Data items:

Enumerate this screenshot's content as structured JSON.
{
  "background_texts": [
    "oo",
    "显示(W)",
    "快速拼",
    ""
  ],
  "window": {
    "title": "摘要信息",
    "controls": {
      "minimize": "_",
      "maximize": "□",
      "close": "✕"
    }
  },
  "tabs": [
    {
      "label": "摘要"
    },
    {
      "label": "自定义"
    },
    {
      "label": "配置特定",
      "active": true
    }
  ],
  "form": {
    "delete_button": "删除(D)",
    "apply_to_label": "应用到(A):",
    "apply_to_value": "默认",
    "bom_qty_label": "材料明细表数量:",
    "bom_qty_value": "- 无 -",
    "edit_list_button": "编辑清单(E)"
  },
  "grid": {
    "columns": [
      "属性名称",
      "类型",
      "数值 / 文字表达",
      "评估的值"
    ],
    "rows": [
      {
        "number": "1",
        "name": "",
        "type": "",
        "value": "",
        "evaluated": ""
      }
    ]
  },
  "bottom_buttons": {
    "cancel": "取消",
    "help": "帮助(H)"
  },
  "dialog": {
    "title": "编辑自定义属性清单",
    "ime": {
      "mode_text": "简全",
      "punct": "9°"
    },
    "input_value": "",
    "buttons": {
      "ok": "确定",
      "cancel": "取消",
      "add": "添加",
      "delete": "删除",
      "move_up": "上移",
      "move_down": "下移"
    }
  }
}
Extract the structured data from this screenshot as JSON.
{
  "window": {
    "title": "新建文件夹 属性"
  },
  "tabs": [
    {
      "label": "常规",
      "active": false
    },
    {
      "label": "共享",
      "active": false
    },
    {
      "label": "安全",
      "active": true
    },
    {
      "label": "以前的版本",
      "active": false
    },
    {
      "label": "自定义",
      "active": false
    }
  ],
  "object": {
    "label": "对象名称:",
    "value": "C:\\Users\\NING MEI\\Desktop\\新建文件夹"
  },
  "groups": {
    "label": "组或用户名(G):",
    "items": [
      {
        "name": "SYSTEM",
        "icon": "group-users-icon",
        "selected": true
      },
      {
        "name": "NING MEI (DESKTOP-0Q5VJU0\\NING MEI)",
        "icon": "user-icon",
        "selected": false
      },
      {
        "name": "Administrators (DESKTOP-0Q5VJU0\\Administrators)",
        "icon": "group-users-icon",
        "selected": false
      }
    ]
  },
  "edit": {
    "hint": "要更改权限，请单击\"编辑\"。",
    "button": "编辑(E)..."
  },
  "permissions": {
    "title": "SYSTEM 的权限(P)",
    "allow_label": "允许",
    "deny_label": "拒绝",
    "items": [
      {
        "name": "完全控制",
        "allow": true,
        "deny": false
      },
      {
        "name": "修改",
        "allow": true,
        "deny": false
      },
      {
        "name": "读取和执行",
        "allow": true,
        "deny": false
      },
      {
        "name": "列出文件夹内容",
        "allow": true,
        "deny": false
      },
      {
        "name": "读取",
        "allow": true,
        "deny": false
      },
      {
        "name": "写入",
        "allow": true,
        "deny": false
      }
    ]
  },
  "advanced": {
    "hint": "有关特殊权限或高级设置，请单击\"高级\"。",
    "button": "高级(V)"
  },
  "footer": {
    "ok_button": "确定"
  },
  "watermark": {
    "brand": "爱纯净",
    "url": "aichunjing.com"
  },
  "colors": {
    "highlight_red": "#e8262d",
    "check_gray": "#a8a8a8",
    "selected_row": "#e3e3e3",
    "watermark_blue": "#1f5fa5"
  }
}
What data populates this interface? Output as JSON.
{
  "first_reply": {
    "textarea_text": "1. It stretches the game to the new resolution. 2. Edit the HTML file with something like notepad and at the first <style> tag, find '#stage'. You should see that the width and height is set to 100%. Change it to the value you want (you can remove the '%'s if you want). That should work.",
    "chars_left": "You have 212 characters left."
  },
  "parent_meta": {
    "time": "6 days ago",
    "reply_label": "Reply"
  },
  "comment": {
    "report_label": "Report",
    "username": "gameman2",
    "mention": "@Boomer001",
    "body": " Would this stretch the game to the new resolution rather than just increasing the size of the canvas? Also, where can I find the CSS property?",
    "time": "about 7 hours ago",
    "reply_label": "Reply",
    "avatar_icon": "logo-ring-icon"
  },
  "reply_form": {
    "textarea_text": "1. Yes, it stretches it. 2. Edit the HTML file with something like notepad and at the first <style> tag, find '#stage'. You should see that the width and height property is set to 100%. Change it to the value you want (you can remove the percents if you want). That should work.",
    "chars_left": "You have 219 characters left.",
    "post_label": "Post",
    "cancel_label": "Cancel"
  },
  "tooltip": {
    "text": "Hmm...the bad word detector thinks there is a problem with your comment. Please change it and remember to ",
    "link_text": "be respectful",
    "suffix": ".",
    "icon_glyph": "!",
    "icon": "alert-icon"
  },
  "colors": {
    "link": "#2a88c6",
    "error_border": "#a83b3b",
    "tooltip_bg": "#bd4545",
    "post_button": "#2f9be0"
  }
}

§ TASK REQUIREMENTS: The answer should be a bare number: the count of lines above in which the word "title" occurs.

§ RESPONSE TO THE EXERCISE: 4